TASK TO COMPLETE: Give, as a bare number, the count of lines below that contain "title".

== RECORD EXTRACTS ==

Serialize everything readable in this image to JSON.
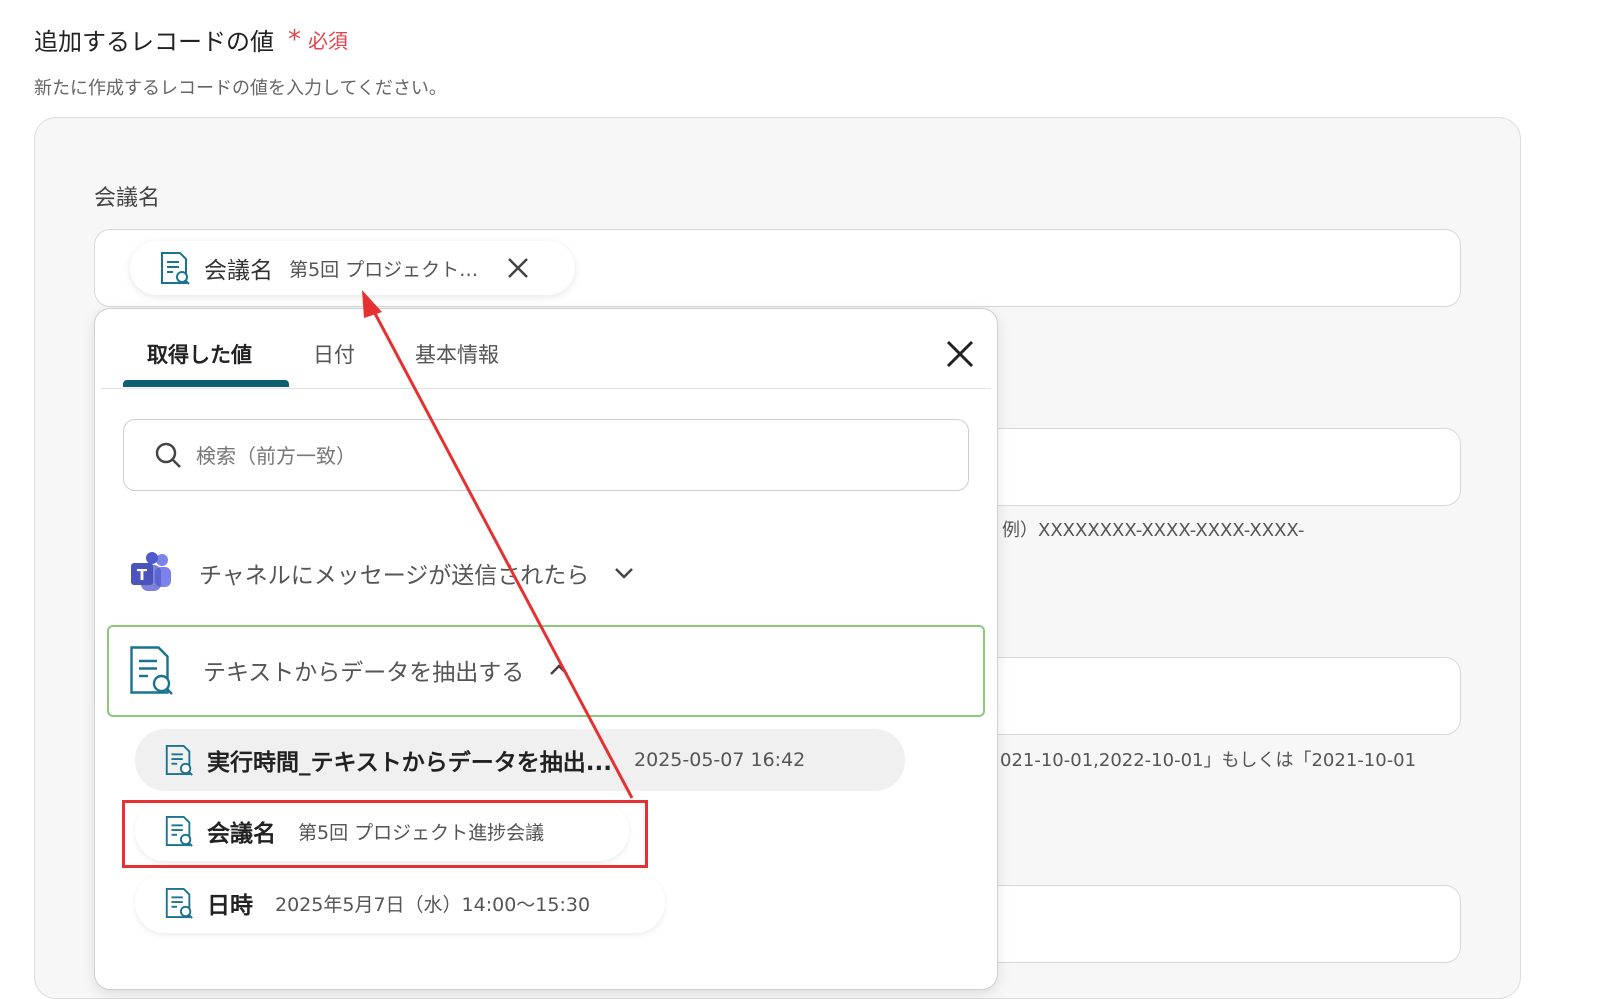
{
  "section": {
    "title": "追加するレコードの値",
    "required_star": "*",
    "required_label": "必須",
    "description": "新たに作成するレコードの値を入力してください。"
  },
  "field": {
    "label": "会議名",
    "chip": {
      "key": "会議名",
      "value": "第5回 プロジェクト…",
      "icon": "document-search-icon"
    }
  },
  "hints": {
    "uuid_example": "例）XXXXXXXX-XXXX-XXXX-XXXX-",
    "date_example": "021-10-01,2022-10-01」もしくは「2021-10-01"
  },
  "dropdown": {
    "tabs": [
      {
        "label": "取得した値",
        "active": true
      },
      {
        "label": "日付",
        "active": false
      },
      {
        "label": "基本情報",
        "active": false
      }
    ],
    "search_placeholder": "検索（前方一致）",
    "groups": [
      {
        "label": "チャネルにメッセージが送信されたら",
        "icon": "teams-icon",
        "expanded": false
      },
      {
        "label": "テキストからデータを抽出する",
        "icon": "document-search-icon",
        "expanded": true
      }
    ],
    "items": [
      {
        "key": "実行時間_テキストからデータを抽出...",
        "value": "2025-05-07 16:42"
      },
      {
        "key": "会議名",
        "value": "第5回 プロジェクト進捗会議"
      },
      {
        "key": "日時",
        "value": "2025年5月7日（水）14:00〜15:30"
      }
    ]
  },
  "colors": {
    "required": "#e8414b",
    "active_tab": "#0e5f73",
    "group_highlight": "#8cc97a",
    "annotation": "#e53131"
  }
}
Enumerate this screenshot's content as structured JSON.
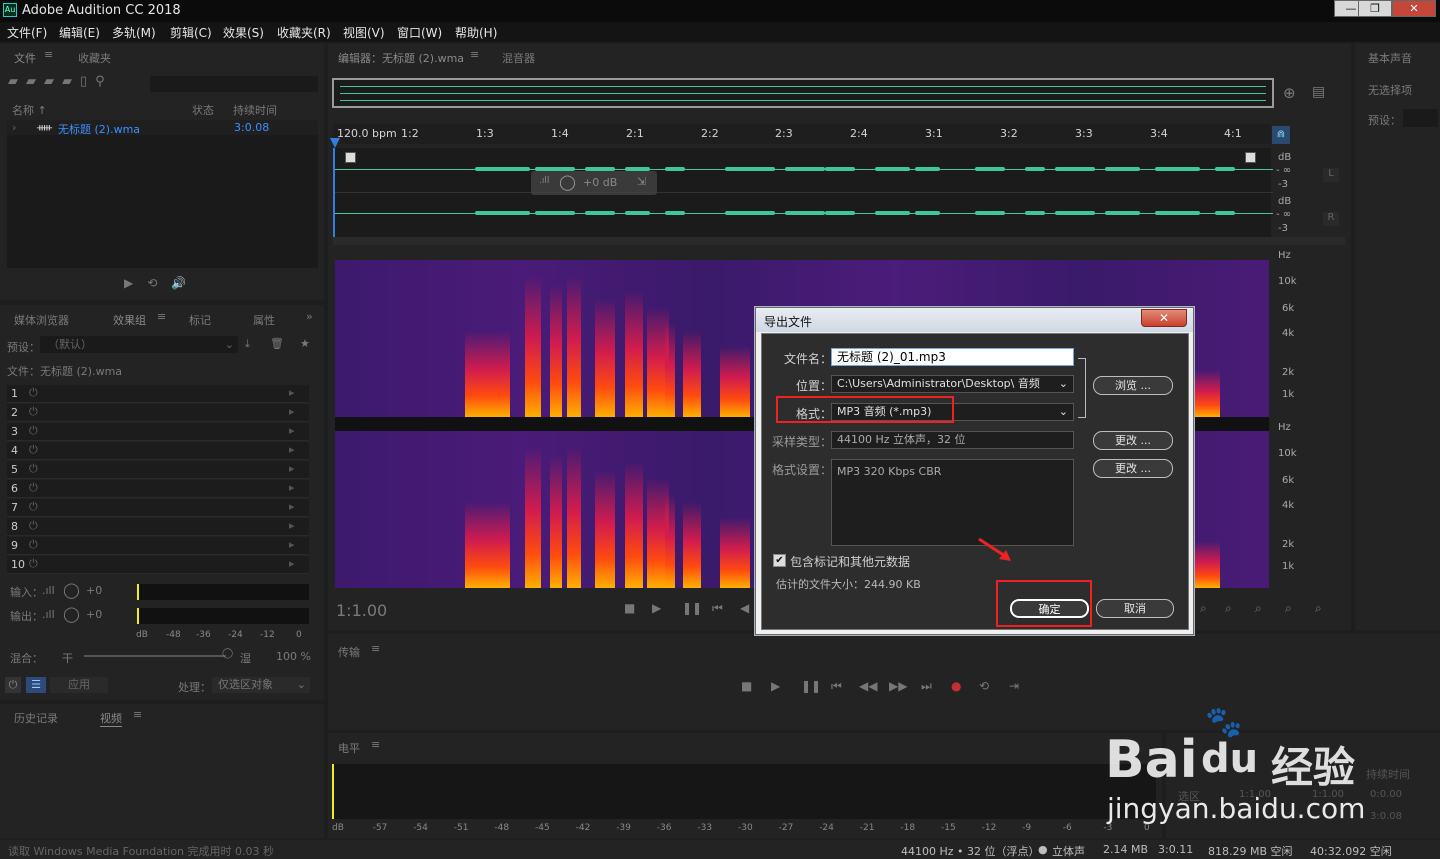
{
  "app": {
    "title": "Adobe Audition CC 2018",
    "logo": "Au"
  },
  "window_controls": {
    "minimize": "—",
    "maximize": "❐",
    "close": "✕"
  },
  "menu": [
    "文件(F)",
    "编辑(E)",
    "多轨(M)",
    "剪辑(C)",
    "效果(S)",
    "收藏夹(R)",
    "视图(V)",
    "窗口(W)",
    "帮助(H)"
  ],
  "files_panel": {
    "tabs": [
      "文件",
      "收藏夹"
    ],
    "cols": {
      "name": "名称 ↑",
      "status": "状态",
      "duration": "持续时间"
    },
    "file": {
      "name": "无标题 (2).wma",
      "duration": "3:0.08"
    }
  },
  "effects_panel": {
    "tabs": [
      "媒体浏览器",
      "效果组",
      "标记",
      "属性"
    ],
    "preset_label": "预设：",
    "preset_value": "（默认）",
    "file_label": "文件：无标题 (2).wma",
    "rows": [
      "1",
      "2",
      "3",
      "4",
      "5",
      "6",
      "7",
      "8",
      "9",
      "10"
    ],
    "input_label": "输入：",
    "output_label": "输出：",
    "input_val": "+0",
    "output_val": "+0",
    "db_scale": [
      "dB",
      "-48",
      "-36",
      "-24",
      "-12",
      "0"
    ],
    "mix_label": "混合：",
    "mix_dry": "干",
    "mix_wet": "湿",
    "mix_val": "100 %",
    "apply_label": "应用",
    "process_label": "处理：",
    "process_value": "仅选区对象"
  },
  "history_panel": {
    "tabs": [
      "历史记录",
      "视频"
    ]
  },
  "editor": {
    "tabs": [
      "编辑器：无标题 (2).wma",
      "混音器"
    ],
    "ruler": [
      "120.0 bpm",
      "1:2",
      "1:3",
      "1:4",
      "2:1",
      "2:2",
      "2:3",
      "2:4",
      "3:1",
      "3:2",
      "3:3",
      "3:4",
      "4:1"
    ],
    "db_labels": [
      "dB",
      "- ∞",
      "-3",
      "dB",
      "- ∞",
      "-3"
    ],
    "channels": [
      "L",
      "R"
    ],
    "hud": "+0 dB",
    "hz_top": [
      "Hz",
      "10k",
      "6k",
      "4k",
      "2k",
      "1k"
    ],
    "hz_bottom": [
      "Hz",
      "10k",
      "6k",
      "4k",
      "2k",
      "1k"
    ],
    "timecode": "1:1.00"
  },
  "right_panel": {
    "title": "基本声音",
    "no_selection": "无选择项",
    "preset_label": "预设："
  },
  "transport_panel": {
    "title": "传输"
  },
  "level_panel": {
    "title": "电平",
    "scale": [
      "dB",
      "-57",
      "-54",
      "-51",
      "-48",
      "-45",
      "-42",
      "-39",
      "-36",
      "-33",
      "-30",
      "-27",
      "-24",
      "-21",
      "-18",
      "-15",
      "-12",
      "-9",
      "-6",
      "-3",
      "0"
    ]
  },
  "selection_panel": {
    "duration_label": "持续时间",
    "selection_label": "选区",
    "values": [
      "1:1.00",
      "1:1.00",
      "0:0.00",
      "3:0.08"
    ]
  },
  "dialog": {
    "title": "导出文件",
    "filename_label": "文件名：",
    "filename": "无标题 (2)_01.mp3",
    "location_label": "位置：",
    "location": "C:\\Users\\Administrator\\Desktop\\ 音频",
    "browse": "浏览 ...",
    "format_label": "格式：",
    "format": "MP3 音频 (*.mp3)",
    "sample_label": "采样类型：",
    "sample": "44100 Hz 立体声，32 位",
    "change1": "更改 ...",
    "format_settings_label": "格式设置：",
    "format_settings": "MP3 320 Kbps CBR",
    "change2": "更改 ...",
    "include_markers": "包含标记和其他元数据",
    "size_estimate": "估计的文件大小：244.90 KB",
    "ok": "确定",
    "cancel": "取消"
  },
  "status": {
    "left": "读取 Windows Media Foundation 完成用时 0.03 秒",
    "sample_rate": "44100 Hz • 32 位（浮点）",
    "channels": "立体声",
    "size": "2.14 MB",
    "duration": "3:0.11",
    "free": "818.29 MB 空闲",
    "time_free": "40:32.092 空闲"
  },
  "watermark": {
    "brand": "Bai",
    "brand2": "du",
    "cn": "经验",
    "url": "jingyan.baidu.com"
  },
  "colors": {
    "accent": "#2f7fe0",
    "wave": "#3fc79a",
    "highlight": "#e22222"
  }
}
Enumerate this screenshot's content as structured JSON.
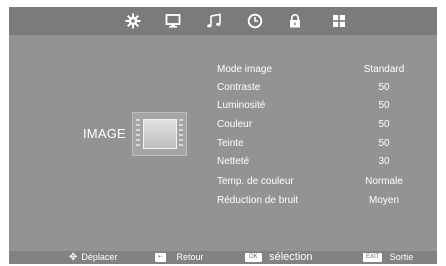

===

EXPECTED ANSWER: 6